# GOAL OF THE EXERCISE
For each line of the listing below that contains the string "screenshot", copy the line.

# DATA LISTING
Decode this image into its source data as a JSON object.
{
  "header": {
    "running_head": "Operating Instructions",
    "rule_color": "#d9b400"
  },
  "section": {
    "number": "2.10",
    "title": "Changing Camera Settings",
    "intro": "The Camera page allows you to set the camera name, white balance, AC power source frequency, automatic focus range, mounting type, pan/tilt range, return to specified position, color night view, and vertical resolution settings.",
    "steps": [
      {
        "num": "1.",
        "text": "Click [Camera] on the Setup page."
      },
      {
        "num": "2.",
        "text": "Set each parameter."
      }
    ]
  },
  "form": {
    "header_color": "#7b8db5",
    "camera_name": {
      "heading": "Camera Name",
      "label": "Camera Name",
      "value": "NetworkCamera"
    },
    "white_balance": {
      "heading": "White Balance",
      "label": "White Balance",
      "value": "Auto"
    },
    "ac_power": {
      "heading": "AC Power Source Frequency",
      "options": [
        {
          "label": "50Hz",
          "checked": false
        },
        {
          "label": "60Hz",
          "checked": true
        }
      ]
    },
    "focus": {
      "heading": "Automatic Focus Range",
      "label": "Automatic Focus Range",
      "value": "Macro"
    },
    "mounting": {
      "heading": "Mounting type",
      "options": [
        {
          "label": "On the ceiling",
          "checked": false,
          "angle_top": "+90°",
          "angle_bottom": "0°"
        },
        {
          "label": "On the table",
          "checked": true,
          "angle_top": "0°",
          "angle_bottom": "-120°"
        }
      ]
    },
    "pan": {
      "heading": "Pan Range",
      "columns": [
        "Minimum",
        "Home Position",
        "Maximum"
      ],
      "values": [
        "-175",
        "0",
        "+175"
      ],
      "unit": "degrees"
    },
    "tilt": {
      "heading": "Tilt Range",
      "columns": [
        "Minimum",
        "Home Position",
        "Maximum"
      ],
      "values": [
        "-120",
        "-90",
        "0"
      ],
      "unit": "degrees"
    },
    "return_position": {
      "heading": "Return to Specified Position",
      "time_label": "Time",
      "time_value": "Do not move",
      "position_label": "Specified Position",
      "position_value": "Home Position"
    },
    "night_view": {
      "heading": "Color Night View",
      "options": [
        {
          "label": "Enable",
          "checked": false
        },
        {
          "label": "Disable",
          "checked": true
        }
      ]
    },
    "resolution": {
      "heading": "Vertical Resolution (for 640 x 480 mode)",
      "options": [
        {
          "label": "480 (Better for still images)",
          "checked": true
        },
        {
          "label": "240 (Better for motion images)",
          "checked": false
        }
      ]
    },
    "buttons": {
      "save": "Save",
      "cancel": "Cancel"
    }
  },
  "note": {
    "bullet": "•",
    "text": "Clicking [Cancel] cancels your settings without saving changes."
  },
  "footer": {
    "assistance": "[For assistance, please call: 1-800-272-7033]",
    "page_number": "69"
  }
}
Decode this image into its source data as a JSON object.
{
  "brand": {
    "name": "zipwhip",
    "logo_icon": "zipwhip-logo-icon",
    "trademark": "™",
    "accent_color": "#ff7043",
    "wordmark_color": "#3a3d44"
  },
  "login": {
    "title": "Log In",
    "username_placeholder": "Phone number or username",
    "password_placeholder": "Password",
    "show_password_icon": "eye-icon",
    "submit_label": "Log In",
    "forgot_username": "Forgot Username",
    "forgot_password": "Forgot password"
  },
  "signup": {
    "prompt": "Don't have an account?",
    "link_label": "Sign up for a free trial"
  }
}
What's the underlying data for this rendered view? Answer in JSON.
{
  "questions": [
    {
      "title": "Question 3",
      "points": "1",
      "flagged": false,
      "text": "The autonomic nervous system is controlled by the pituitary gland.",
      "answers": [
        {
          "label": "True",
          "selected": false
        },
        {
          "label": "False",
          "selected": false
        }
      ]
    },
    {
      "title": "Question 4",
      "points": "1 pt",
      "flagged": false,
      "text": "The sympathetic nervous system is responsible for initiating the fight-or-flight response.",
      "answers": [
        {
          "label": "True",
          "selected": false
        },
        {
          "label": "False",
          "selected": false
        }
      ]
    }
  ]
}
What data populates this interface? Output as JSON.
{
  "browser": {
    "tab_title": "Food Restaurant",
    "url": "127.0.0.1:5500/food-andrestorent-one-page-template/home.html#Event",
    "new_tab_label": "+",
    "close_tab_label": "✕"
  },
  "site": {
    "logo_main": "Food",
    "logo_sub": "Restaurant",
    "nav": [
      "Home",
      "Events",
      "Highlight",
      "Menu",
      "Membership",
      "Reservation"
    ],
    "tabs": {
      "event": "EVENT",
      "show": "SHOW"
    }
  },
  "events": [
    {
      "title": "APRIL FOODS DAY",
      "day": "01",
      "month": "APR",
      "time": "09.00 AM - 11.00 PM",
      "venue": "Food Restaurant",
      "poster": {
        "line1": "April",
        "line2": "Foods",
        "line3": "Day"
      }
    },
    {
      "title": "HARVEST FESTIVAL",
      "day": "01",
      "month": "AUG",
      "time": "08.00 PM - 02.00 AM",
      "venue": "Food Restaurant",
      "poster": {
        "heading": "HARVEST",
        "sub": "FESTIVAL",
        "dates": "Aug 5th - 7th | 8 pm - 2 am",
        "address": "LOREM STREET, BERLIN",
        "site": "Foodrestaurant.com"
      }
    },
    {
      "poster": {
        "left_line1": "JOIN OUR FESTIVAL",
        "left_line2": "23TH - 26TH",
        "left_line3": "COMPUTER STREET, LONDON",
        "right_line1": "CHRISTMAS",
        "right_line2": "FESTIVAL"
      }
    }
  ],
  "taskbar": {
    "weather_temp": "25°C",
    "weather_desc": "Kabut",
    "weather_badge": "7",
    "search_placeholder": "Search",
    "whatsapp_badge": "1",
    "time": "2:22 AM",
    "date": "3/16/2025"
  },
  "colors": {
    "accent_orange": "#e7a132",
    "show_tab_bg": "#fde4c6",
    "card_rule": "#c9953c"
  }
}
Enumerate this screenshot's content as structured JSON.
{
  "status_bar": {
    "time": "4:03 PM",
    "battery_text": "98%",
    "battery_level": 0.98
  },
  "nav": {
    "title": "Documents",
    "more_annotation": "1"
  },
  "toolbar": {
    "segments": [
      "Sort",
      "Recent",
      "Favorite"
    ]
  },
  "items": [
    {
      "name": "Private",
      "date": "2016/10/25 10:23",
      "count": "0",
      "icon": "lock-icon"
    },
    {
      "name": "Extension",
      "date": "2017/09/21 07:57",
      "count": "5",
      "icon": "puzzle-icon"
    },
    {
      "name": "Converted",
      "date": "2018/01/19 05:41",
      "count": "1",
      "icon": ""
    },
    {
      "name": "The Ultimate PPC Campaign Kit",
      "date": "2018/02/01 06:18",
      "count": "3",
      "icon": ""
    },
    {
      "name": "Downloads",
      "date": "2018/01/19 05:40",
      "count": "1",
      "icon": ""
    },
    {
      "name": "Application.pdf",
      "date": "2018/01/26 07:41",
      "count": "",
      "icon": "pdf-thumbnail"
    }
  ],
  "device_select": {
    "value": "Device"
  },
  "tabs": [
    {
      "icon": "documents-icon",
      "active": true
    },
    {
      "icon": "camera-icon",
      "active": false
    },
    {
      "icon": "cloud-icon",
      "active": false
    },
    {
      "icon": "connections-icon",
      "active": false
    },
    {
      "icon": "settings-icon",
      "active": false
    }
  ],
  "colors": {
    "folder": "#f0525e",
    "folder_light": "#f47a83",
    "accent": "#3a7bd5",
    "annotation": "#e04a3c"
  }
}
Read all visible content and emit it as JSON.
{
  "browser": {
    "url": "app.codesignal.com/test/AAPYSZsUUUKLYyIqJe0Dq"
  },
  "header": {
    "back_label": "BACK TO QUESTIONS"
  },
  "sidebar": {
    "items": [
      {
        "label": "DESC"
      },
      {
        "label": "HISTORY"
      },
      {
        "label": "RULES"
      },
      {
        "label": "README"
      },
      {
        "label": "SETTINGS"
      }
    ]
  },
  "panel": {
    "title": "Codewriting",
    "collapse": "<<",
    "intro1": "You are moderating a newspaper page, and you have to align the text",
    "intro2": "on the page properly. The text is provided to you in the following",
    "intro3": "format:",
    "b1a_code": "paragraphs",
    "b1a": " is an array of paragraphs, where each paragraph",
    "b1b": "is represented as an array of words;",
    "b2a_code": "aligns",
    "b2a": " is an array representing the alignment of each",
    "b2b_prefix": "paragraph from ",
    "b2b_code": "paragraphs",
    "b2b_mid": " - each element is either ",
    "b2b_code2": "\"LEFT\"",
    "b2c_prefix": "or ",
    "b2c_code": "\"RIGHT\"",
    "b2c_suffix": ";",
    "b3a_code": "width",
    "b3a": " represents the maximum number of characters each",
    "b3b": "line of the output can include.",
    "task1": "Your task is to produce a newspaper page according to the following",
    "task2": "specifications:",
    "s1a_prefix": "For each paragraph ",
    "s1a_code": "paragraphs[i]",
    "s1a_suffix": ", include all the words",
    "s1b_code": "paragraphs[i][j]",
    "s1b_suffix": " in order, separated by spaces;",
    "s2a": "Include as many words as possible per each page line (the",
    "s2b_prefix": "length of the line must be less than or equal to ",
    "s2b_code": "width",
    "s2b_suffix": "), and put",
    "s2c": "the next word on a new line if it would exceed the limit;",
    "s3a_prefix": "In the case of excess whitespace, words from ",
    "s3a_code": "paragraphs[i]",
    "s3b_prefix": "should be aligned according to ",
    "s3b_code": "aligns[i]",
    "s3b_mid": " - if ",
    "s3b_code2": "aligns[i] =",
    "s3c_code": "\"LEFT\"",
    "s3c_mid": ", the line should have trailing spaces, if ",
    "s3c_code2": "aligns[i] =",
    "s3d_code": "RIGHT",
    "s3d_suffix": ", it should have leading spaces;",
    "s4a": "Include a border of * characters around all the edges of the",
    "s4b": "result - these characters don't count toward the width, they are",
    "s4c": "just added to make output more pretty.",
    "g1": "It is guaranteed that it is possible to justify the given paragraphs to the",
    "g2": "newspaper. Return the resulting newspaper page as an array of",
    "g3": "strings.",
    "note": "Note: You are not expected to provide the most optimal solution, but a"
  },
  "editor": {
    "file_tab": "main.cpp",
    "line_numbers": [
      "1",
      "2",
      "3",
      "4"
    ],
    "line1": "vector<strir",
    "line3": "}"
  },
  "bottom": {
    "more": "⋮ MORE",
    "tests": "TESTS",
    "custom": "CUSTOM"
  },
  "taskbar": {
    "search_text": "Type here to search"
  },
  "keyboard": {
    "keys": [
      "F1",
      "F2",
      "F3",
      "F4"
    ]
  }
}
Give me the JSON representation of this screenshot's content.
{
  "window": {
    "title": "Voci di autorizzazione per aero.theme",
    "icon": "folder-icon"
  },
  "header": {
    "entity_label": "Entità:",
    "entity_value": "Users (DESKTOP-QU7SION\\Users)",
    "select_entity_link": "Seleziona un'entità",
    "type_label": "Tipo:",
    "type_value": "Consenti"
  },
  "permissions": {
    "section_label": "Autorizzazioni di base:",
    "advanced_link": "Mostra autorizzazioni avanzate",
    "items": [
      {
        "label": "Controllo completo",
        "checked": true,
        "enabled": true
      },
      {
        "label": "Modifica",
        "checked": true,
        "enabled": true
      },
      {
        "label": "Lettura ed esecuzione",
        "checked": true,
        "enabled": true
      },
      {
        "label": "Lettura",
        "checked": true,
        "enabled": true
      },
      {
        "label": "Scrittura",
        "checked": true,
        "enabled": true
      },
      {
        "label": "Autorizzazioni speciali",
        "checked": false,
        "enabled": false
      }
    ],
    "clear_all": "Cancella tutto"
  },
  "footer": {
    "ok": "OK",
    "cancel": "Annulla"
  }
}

# RESPONSE FOR THIS EXERCISE
Enumerate this screenshot's content as structured JSON.
Give me the JSON representation of this screenshot's content.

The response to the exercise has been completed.